The optimized chromatographic conditions of flavonoids from Nelumbinis stamen were as described in 'HPLC methods', which enabled acceptable resolution of compounds 1 and 2 as well as excellent resolution of compounds 3-11 (Fig.
The retention time, maximum ultraviolet absorption and mass spectral data of compounds exactly matched with the corresponding reference compounds, which were shown in Table 3.11 chromatographic peaks in Nelumbinis stamen were unequivocally identified, namely rutin (1), hyperoside (2), isoquercitrin (3), kaempferol 3-O-galactoside (4), kaempferol 3O-glucuronide (5), astragalin (6), isohamnetin 3-O-rutinoside (7), isorhamnetin 3-O-glucoside (8), quercetin (9), kaempferol (10) and isorhamnetin (11).
Emergence of the androecium commences with the lower two stamens of the outer androecial whorl (i.e., the long, lateral, upper stamens).
The report by Parks (1935) of the delayed emergence of the petals until after the first stamens in T.
Although the stamens typically emerge and mature in a nearly simultaneous manner throughout the family, certain taxa exhibit discernibly centripetal patterns of development while others exhibit discernibly centrifugal patterns (Table 1).
When the flowers started to open, they were unbagged and hand-pollinated using pollen from long and medium stamens, contacting the stigmas five times.
(1) Autogamy, 20 flowers were hand-pollinated, half of them with pollen of long stamens and the other half with pollen of medium ones, of the same flower.
The development of staminodes in zygomorphic flowers is independent of the number of stamen whorls, reflecting a different gene expression.
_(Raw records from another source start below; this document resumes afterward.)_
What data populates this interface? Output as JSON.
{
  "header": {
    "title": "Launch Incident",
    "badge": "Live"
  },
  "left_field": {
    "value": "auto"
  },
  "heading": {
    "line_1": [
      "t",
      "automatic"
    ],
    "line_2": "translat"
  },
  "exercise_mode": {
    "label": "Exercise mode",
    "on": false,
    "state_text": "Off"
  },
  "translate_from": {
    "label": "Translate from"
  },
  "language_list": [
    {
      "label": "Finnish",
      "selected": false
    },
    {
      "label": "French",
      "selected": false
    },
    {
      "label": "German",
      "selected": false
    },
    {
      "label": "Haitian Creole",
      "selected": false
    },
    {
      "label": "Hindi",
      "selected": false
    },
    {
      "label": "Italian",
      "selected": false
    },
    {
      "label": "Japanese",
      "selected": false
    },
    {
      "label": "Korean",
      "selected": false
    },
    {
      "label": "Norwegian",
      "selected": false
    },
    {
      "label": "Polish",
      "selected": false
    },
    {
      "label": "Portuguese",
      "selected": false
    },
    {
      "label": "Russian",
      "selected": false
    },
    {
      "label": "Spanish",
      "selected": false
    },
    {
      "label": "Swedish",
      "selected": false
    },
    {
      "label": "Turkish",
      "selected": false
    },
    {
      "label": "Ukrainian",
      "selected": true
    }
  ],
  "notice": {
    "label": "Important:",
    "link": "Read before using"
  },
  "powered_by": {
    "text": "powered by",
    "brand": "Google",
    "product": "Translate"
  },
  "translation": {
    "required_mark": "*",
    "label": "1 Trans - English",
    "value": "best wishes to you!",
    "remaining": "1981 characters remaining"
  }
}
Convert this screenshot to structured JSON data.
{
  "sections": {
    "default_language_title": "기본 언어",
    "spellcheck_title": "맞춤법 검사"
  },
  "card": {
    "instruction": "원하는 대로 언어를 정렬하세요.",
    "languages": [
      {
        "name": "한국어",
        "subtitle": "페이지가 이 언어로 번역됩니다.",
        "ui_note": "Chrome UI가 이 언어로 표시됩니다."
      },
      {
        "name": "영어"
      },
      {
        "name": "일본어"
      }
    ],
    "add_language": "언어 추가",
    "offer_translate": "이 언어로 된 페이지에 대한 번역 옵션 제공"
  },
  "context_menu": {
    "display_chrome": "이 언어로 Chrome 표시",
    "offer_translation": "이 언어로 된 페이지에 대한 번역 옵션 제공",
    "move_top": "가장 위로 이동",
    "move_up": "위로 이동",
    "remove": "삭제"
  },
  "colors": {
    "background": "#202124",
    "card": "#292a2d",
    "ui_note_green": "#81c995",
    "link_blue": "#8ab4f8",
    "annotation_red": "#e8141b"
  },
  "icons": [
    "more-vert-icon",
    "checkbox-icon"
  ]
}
(2.) Harungana madagascariensis (Glusiaceae) and several other Clusiaceae possess antepetalous stamen fascicles alternating with five indented nectary scales (Fig.